Bank of Commerce v. Dow Chem. Co., 165 F.3d 602, 607
(8th Cir. 1999).
non-moving party “must do more than simply show that
there is some metaphysical doubt as to the material
facts.” Matsushita, 475 U.S. at 586.
“They must show there is sufficient evidence to support
a jury verdict in their favor.” Nat'l
Bank, 165 F.3d at 607 (citing Anderson v. Liberty
Lobby, Inc., 477 U.S. 242, 249 (1986)). “A case
founded on speculation or suspicion is insufficient to
survive a motion for summary judgment.” Id.
(citing Metge v. Baehler, 762 F.2d 621, 625 (8th
Cir. 1985)). “When opposing parties tell two different
stories, one of which is blatantly contradicted by the
record, so that no reasonable jury could believe it, a court
should not adopt that version of the facts for purposes of
ruling on a motion for summary judgment.” Scott v.
Harris, 550 U.S. 372, 380 (2007).
does not allege a denial or delay of medical care for his
stroke symptoms. Rather, he alleges that Defendant Glenn
forced his discharge from the hospital before Plaintiff's
liver mass could be biopsied.
argue that their Motion for Summary Judgment should be
granted because: (1) Plaintiff's Complaint is
“completely devoid” of any alleged policy or
custom of Nevada County which resulted in a violation of his
constitutional rights; (2) there is no evidence that
Defendants were deliberately indifferent to Plaintiff's
medical needs, and Plaintiff failed to provide any medical
documentation to show his health was damaged as a result of

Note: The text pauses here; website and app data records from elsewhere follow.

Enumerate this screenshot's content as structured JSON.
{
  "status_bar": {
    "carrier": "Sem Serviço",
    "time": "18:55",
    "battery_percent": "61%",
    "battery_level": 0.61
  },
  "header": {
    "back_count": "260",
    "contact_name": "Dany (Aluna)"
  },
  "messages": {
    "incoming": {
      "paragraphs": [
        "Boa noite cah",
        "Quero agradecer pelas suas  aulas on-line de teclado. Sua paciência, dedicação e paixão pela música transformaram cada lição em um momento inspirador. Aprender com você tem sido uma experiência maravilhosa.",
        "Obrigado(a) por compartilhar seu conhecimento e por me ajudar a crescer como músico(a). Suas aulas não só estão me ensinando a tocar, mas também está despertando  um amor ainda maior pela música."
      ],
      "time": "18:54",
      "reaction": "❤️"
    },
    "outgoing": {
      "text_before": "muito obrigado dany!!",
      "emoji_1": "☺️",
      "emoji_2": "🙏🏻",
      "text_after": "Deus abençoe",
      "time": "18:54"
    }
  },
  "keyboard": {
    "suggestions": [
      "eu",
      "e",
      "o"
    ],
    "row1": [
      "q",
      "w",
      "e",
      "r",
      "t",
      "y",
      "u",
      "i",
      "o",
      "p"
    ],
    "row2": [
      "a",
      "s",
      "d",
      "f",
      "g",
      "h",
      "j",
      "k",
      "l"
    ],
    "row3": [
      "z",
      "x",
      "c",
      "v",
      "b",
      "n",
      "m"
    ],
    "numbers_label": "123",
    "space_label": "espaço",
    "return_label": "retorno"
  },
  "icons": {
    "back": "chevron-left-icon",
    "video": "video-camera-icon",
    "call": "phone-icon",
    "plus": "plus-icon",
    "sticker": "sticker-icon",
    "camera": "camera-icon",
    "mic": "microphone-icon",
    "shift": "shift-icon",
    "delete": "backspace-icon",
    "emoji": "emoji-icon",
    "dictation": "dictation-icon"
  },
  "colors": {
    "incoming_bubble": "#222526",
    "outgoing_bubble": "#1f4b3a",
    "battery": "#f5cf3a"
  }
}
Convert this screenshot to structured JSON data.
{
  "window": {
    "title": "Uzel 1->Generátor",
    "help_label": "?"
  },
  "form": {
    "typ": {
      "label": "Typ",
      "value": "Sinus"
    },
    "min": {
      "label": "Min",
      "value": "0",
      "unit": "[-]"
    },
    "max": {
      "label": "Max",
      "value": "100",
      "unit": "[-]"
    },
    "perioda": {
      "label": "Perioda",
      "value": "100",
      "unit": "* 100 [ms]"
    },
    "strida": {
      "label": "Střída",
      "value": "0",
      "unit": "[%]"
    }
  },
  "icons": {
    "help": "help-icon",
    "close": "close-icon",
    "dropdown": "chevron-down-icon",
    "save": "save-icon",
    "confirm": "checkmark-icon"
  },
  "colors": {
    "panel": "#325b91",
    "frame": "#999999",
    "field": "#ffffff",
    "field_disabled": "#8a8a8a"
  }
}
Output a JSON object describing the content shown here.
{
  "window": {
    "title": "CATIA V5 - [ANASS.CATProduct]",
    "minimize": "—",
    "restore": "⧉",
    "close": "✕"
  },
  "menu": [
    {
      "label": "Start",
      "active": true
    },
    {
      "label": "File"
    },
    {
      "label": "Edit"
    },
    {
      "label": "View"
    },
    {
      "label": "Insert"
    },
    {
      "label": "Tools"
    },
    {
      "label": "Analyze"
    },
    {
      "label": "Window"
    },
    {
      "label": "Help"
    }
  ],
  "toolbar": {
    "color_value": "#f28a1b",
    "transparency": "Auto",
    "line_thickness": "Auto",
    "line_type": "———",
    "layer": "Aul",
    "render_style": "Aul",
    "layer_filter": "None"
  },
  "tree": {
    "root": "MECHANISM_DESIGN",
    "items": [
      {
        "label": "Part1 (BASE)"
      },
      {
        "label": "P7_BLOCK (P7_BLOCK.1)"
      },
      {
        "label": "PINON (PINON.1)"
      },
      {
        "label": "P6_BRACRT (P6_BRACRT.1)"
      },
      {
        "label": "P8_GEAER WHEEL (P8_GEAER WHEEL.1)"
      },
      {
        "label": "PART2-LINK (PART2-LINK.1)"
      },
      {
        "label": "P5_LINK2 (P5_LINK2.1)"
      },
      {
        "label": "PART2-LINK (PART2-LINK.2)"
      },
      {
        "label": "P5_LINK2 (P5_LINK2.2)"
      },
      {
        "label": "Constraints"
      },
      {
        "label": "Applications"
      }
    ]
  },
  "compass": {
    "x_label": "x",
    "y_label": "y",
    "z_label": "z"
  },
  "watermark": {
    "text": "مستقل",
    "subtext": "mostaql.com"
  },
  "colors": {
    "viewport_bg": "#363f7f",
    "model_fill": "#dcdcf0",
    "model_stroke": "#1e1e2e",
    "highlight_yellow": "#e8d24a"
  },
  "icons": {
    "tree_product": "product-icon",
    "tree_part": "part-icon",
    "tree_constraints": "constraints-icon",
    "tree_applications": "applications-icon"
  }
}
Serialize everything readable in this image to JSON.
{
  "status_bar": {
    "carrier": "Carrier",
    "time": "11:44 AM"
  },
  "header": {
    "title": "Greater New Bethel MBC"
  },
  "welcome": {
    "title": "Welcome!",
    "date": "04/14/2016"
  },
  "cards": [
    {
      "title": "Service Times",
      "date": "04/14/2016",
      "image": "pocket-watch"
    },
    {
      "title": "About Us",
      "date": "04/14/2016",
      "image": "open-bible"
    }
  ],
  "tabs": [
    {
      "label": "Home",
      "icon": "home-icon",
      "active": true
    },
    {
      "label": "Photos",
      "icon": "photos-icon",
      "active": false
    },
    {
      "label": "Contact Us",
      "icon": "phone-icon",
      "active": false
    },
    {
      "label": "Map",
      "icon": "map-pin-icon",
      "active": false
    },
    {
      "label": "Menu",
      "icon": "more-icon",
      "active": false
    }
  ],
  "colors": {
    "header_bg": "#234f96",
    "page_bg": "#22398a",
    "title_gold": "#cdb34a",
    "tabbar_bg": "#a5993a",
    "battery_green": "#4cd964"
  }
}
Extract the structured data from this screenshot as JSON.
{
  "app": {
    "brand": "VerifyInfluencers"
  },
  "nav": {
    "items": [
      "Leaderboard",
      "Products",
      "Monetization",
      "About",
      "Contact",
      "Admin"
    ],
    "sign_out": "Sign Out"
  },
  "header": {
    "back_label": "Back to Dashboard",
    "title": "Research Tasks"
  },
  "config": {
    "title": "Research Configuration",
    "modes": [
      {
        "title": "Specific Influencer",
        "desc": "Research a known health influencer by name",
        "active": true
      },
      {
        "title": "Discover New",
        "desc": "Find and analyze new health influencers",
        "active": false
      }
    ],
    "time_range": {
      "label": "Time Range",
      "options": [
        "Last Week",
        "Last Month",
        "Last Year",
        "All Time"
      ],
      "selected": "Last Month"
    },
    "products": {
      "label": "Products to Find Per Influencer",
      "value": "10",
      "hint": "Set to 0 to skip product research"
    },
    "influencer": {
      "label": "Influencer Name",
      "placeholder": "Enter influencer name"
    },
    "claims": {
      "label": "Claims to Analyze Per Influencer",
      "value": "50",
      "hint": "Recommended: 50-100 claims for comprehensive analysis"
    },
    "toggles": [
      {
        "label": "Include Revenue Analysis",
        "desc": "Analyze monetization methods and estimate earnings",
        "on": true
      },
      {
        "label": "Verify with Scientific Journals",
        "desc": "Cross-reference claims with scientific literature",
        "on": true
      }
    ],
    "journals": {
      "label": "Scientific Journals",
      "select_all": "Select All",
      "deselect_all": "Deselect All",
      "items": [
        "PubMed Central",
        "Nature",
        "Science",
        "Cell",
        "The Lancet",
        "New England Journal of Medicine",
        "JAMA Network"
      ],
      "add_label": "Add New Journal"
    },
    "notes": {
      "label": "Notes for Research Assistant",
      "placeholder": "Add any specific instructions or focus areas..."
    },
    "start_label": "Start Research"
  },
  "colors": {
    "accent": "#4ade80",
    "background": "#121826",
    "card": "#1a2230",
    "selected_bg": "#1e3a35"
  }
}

his return to jail prior to the liver biopsy; (3)
Plaintiff's claim against Defendant Marton is based ...